**Task input**
================================

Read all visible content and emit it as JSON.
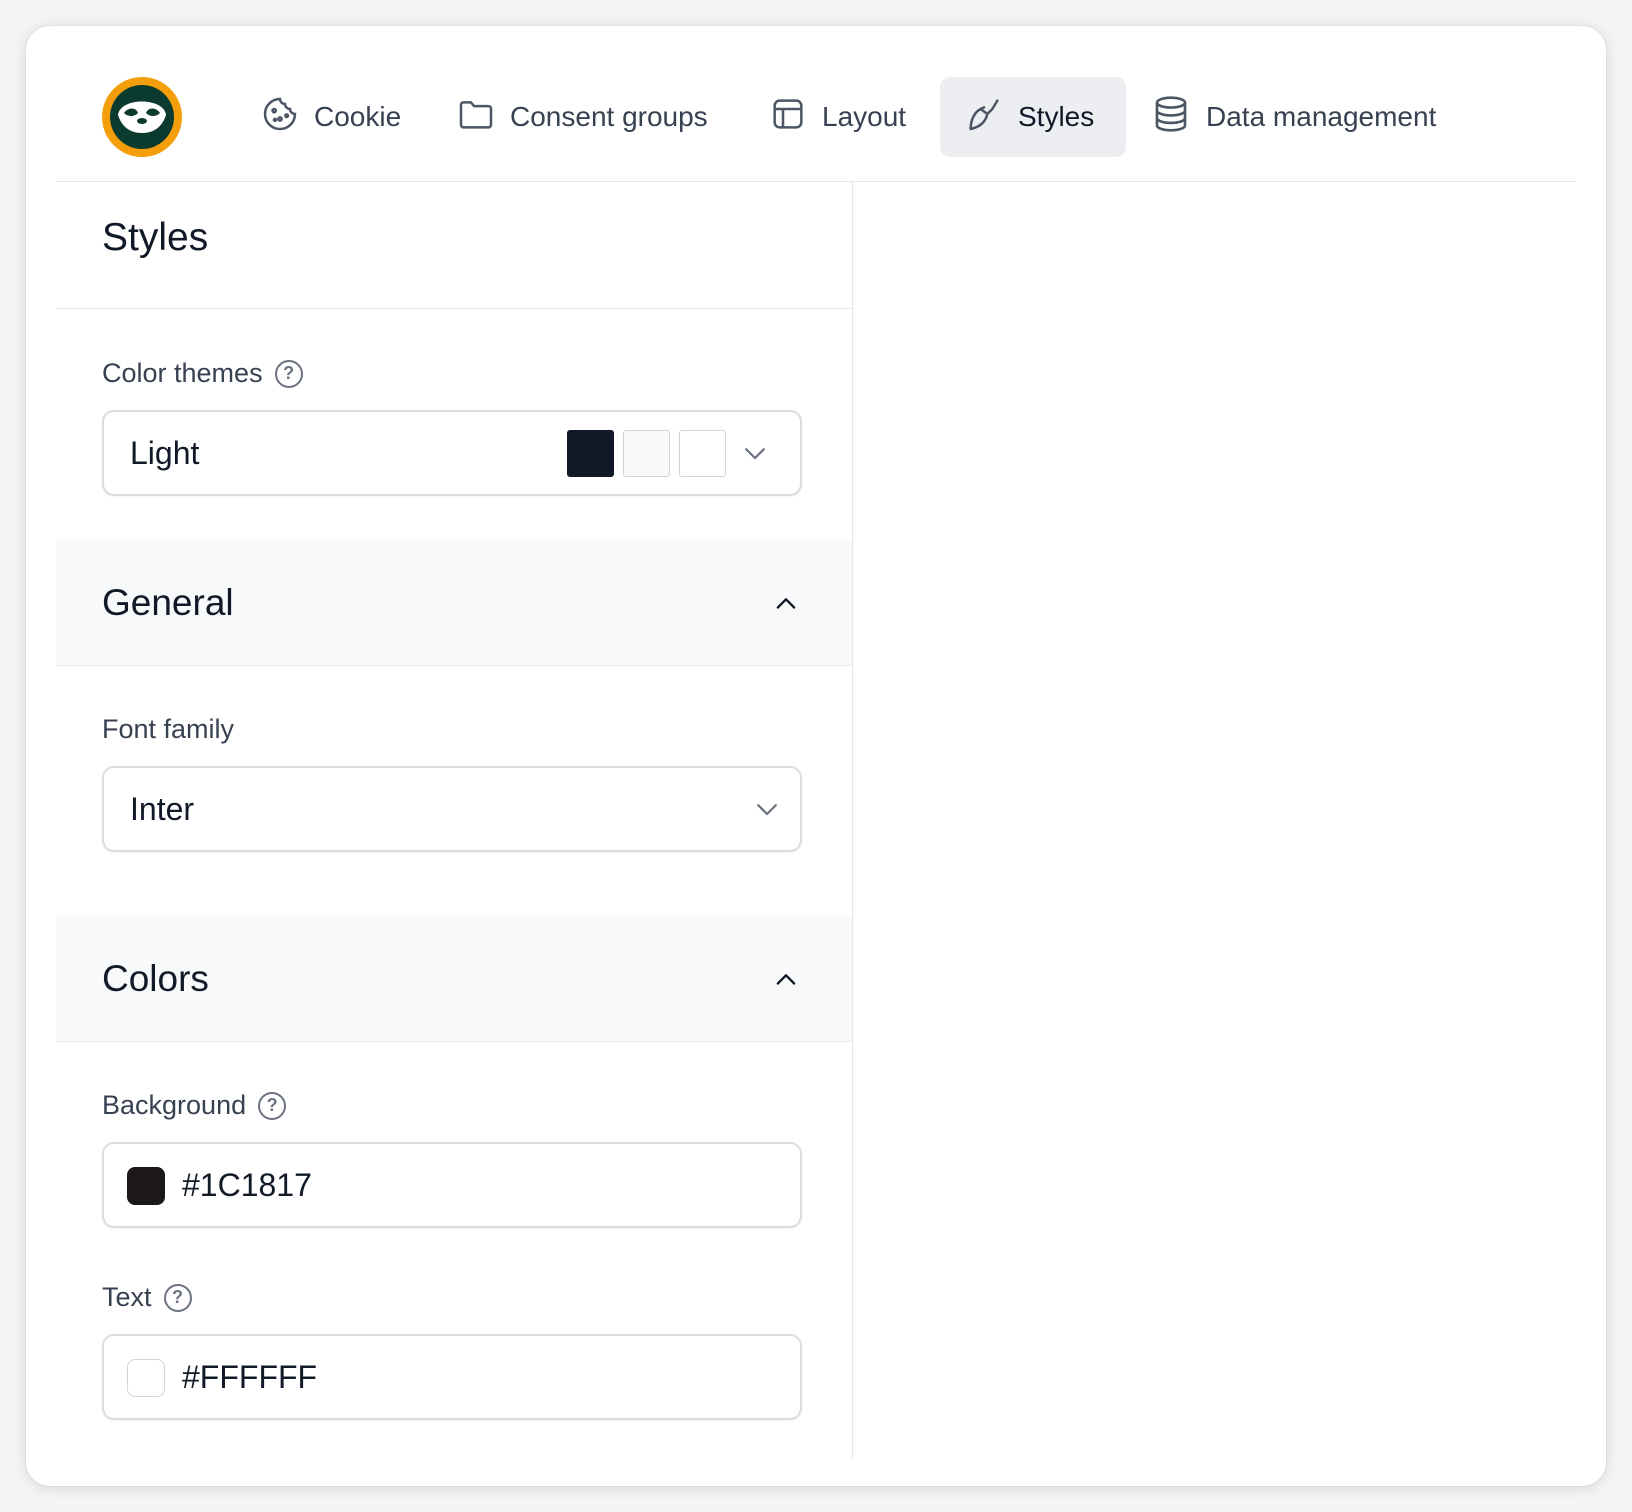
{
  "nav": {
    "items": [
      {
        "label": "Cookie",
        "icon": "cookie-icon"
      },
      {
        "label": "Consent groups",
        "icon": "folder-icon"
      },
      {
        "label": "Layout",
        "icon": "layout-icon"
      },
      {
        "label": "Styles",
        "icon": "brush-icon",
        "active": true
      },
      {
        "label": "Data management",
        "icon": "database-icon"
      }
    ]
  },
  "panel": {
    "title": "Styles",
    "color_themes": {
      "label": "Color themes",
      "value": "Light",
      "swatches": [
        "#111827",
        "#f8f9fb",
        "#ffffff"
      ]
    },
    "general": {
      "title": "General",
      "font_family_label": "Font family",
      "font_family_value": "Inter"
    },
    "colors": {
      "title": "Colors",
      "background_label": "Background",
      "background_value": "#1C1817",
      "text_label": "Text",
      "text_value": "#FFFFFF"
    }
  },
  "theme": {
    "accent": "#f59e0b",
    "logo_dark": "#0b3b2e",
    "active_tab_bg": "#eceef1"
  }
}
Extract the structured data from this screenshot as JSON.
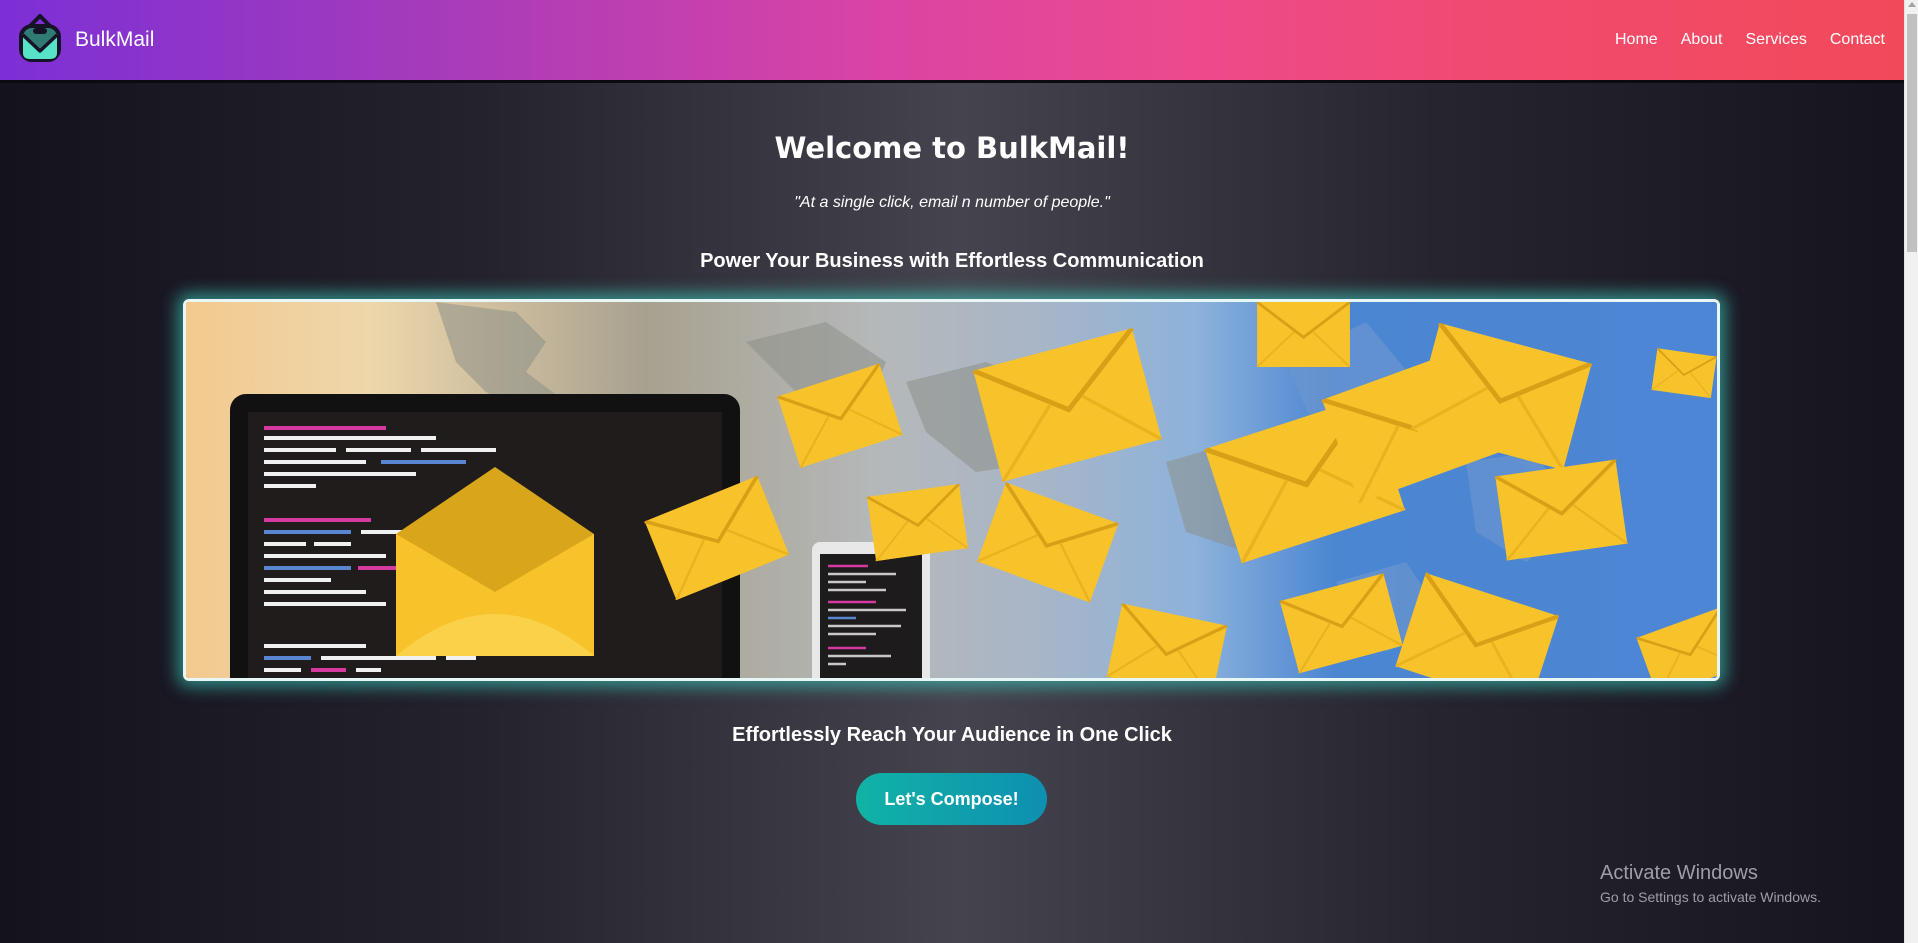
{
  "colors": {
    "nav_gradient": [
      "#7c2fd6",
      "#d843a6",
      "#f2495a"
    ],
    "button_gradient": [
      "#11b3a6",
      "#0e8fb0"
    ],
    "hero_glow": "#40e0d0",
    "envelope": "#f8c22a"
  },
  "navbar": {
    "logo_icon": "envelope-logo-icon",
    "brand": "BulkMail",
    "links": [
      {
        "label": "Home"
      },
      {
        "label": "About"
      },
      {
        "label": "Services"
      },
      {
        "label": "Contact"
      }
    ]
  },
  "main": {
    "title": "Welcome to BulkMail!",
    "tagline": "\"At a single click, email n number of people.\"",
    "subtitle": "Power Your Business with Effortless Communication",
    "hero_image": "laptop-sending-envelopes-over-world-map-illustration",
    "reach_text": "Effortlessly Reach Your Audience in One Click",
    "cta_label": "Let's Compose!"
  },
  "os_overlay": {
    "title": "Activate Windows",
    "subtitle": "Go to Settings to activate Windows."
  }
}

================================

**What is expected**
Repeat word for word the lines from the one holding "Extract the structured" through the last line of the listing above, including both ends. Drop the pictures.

**Response area**
Extract the structured data from this screenshot as JSON.
{
  "colors": {
    "nav_gradient": [
      "#7c2fd6",
      "#d843a6",
      "#f2495a"
    ],
    "button_gradient": [
      "#11b3a6",
      "#0e8fb0"
    ],
    "hero_glow": "#40e0d0",
    "envelope": "#f8c22a"
  },
  "navbar": {
    "logo_icon": "envelope-logo-icon",
    "brand": "BulkMail",
    "links": [
      {
        "label": "Home"
      },
      {
        "label": "About"
      },
      {
        "label": "Services"
      },
      {
        "label": "Contact"
      }
    ]
  },
  "main": {
    "title": "Welcome to BulkMail!",
    "tagline": "\"At a single click, email n number of people.\"",
    "subtitle": "Power Your Business with Effortless Communication",
    "hero_image": "laptop-sending-envelopes-over-world-map-illustration",
    "reach_text": "Effortlessly Reach Your Audience in One Click",
    "cta_label": "Let's Compose!"
  },
  "os_overlay": {
    "title": "Activate Windows",
    "subtitle": "Go to Settings to activate Windows."
  }
}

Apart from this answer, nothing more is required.